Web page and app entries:
════
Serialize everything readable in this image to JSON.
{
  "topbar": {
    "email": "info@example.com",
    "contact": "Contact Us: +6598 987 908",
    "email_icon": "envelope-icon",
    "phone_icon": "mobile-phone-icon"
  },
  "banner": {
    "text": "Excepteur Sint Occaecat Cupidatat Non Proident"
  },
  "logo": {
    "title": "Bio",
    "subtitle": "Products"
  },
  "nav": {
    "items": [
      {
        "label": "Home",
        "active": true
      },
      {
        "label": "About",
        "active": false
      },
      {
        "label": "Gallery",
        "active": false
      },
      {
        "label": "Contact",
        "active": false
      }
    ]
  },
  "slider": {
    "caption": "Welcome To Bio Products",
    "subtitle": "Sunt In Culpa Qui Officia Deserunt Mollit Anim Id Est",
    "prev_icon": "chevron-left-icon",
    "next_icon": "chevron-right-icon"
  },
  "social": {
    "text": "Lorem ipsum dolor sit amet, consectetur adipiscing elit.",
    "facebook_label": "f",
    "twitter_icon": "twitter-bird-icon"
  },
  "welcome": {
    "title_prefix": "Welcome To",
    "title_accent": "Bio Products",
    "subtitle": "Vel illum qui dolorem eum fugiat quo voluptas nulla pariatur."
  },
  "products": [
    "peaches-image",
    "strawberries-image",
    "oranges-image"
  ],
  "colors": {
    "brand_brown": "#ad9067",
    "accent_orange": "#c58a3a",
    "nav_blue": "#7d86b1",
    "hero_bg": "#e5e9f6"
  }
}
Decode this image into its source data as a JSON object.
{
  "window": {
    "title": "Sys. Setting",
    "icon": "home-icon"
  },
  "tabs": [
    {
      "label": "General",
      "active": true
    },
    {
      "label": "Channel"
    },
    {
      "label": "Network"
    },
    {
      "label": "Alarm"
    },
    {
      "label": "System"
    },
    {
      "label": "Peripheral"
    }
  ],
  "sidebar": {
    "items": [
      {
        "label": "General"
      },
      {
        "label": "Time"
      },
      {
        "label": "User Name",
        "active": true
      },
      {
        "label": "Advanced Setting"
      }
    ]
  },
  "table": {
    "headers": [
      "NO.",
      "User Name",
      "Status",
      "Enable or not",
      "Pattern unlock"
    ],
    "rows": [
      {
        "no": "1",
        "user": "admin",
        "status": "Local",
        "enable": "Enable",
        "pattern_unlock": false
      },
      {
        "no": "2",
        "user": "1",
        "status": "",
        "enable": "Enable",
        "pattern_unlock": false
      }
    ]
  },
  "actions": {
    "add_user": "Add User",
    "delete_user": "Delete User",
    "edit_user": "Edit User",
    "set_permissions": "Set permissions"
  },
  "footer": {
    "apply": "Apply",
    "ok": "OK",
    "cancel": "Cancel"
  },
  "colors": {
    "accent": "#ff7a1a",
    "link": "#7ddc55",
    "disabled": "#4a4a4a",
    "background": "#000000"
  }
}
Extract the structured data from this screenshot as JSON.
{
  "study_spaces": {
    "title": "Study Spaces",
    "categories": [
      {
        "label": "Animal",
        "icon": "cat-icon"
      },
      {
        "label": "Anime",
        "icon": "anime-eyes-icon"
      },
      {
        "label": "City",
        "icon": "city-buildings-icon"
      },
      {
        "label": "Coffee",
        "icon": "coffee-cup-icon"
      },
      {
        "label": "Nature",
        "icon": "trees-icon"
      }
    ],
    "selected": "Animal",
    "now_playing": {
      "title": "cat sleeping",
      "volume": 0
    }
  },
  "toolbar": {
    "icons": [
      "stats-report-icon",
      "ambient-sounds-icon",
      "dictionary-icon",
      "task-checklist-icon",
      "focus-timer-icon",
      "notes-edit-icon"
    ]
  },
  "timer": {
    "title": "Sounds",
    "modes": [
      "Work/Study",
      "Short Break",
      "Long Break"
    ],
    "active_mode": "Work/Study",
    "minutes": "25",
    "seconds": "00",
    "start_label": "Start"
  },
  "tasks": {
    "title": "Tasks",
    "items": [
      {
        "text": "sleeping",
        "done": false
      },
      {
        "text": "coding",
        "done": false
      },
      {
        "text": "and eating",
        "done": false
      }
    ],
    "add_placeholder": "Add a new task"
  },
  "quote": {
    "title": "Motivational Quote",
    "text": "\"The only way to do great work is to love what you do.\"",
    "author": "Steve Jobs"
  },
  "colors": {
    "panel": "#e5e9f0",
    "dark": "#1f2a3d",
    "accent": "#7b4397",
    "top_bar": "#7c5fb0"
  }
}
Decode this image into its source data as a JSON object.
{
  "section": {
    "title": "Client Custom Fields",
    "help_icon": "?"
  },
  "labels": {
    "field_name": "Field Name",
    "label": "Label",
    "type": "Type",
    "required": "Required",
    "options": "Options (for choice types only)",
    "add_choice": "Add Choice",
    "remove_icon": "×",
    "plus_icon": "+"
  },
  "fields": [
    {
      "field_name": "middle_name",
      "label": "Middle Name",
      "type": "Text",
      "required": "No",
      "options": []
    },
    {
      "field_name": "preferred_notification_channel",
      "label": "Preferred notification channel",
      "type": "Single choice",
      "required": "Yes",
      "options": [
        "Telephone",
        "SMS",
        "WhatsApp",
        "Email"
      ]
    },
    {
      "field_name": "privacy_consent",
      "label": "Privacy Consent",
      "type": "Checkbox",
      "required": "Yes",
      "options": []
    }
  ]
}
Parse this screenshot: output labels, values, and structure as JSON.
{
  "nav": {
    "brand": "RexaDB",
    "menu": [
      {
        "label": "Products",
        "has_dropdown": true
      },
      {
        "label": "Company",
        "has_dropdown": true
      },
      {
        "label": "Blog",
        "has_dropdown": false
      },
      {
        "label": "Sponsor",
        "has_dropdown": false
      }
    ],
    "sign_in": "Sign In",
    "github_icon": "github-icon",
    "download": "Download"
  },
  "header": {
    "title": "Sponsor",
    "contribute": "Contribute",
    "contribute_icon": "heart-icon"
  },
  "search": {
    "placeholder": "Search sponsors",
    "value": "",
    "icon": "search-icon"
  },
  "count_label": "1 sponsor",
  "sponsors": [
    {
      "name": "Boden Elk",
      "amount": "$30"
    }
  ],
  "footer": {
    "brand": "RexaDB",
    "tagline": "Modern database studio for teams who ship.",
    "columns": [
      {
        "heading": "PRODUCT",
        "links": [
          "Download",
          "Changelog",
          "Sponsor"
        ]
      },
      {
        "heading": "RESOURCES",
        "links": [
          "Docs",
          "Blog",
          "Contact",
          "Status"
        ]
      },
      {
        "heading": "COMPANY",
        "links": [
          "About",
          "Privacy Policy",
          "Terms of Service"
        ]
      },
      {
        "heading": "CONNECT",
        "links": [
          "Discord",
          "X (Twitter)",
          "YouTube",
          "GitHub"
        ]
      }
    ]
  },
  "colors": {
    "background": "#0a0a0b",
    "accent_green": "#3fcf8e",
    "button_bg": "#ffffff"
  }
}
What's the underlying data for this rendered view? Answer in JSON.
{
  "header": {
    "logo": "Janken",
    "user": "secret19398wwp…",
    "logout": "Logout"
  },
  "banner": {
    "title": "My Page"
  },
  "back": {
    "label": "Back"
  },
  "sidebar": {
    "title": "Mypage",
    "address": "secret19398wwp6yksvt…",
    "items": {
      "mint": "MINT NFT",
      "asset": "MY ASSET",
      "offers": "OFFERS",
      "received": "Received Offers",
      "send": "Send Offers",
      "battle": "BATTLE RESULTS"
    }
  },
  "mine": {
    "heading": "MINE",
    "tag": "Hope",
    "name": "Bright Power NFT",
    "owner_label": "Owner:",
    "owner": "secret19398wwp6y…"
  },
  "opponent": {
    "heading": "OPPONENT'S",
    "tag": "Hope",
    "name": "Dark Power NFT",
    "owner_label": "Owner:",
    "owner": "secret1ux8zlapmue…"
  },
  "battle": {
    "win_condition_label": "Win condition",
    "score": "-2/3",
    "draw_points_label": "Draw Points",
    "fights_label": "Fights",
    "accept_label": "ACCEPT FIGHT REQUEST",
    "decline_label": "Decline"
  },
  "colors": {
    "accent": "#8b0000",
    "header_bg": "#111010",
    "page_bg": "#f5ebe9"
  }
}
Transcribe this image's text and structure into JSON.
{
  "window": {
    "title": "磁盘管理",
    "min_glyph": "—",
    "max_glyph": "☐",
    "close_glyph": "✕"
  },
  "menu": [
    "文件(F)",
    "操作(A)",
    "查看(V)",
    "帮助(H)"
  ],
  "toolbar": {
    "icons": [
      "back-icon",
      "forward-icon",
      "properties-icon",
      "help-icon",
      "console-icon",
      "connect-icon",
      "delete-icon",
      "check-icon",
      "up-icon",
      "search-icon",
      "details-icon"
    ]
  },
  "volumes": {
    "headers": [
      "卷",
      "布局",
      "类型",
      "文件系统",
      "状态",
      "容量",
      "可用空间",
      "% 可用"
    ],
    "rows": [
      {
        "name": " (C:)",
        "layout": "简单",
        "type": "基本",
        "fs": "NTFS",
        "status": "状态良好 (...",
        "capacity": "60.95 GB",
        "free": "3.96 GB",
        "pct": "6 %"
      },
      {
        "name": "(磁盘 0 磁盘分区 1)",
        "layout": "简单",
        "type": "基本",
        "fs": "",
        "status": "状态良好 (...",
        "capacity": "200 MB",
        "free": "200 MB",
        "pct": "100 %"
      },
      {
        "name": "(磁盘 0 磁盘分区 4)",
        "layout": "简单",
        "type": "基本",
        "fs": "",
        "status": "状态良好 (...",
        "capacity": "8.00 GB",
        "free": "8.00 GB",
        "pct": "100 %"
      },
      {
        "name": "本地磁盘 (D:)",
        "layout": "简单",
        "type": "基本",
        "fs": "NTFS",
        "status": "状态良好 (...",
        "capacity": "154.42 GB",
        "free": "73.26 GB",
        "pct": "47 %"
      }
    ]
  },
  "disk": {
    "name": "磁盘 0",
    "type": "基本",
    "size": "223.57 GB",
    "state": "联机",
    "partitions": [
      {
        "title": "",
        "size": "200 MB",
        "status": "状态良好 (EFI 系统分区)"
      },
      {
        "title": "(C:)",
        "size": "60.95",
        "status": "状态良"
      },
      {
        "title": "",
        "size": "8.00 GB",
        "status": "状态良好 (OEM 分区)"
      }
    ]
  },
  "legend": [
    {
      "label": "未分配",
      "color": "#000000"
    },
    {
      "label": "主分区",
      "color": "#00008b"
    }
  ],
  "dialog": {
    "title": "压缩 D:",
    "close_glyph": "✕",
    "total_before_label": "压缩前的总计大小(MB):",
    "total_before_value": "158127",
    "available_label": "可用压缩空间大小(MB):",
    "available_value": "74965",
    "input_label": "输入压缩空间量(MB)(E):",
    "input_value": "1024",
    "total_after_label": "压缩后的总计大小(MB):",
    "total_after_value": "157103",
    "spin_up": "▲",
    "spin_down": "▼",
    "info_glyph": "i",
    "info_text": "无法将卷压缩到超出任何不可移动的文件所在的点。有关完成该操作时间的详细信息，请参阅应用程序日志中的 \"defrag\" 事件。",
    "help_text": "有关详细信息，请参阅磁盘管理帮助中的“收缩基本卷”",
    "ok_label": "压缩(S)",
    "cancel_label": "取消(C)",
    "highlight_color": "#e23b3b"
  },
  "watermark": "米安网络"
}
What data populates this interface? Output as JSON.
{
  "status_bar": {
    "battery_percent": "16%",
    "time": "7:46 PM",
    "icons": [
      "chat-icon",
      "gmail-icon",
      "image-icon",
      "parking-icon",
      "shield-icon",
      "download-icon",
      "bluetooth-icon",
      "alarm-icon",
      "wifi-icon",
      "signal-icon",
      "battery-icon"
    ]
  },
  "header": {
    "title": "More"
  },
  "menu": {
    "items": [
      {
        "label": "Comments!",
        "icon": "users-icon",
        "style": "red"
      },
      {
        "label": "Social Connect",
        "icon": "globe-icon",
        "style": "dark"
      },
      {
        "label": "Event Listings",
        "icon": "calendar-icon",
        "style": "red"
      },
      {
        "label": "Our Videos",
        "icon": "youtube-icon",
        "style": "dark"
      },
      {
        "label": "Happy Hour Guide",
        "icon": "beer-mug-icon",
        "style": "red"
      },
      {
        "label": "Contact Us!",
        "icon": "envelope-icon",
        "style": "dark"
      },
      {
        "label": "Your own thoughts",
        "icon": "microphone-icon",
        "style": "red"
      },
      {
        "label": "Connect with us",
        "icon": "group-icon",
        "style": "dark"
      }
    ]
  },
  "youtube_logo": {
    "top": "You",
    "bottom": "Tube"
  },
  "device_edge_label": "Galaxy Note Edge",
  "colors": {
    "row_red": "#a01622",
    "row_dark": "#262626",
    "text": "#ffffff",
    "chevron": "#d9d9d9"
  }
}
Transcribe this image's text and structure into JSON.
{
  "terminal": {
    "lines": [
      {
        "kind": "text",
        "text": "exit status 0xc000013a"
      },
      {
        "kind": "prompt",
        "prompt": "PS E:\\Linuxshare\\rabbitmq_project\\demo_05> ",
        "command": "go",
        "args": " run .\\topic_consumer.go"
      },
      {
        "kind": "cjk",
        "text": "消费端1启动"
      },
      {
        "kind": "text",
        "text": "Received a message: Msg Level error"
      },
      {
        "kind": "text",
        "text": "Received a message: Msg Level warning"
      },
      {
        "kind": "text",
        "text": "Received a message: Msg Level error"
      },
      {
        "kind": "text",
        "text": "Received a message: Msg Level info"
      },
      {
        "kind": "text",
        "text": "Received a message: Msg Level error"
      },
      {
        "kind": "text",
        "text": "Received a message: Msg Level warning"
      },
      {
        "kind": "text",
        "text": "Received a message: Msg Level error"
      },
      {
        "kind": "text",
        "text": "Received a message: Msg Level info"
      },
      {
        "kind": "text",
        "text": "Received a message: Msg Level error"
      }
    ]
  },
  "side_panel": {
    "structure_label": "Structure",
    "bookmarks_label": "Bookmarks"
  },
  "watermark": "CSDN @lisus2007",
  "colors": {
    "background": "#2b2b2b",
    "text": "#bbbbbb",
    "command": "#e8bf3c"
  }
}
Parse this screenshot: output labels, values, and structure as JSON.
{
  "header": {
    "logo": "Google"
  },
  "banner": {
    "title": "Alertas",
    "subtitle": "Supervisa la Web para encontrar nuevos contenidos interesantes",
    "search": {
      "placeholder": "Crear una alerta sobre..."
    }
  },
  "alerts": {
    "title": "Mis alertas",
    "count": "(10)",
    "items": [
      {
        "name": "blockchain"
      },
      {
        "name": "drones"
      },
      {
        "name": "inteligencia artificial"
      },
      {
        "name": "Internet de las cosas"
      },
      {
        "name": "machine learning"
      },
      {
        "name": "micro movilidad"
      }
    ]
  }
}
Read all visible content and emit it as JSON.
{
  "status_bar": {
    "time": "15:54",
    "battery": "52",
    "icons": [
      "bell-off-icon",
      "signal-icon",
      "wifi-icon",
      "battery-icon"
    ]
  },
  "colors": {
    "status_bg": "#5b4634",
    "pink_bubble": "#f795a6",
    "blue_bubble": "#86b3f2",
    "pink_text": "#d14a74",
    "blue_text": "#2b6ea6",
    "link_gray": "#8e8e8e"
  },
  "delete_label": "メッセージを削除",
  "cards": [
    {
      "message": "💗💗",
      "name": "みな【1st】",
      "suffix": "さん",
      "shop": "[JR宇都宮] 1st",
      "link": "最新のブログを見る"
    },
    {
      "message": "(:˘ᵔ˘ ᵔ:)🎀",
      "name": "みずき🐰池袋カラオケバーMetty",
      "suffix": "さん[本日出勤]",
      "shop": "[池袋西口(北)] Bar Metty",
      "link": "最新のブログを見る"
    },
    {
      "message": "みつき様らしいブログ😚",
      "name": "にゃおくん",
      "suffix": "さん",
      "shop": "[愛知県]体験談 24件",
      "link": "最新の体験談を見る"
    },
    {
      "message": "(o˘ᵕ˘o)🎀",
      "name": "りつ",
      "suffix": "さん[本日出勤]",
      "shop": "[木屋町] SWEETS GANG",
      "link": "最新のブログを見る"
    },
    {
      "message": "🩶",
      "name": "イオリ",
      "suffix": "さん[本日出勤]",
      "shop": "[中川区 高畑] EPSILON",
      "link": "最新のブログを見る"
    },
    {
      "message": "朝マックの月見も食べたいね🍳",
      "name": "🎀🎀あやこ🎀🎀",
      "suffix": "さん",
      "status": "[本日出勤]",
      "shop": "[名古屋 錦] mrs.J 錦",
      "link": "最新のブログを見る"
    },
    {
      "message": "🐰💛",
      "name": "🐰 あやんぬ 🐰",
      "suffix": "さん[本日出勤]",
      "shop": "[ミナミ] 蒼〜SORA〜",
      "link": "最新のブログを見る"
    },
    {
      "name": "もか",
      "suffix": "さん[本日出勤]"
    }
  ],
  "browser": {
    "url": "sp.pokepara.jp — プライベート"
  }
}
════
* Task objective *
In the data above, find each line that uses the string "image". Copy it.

* Solution to the exercise *
Serialize everything readable in this image to JSON.
    "peaches-image",
    "strawberries-image",
    "oranges-image"
Decode this image into its source data as a JSON object.
Decode this image into its source data as a JSON object.
Transcribe this image's text and structure into JSON.
      "image-icon",
Transcribe this image's text and structure into JSON.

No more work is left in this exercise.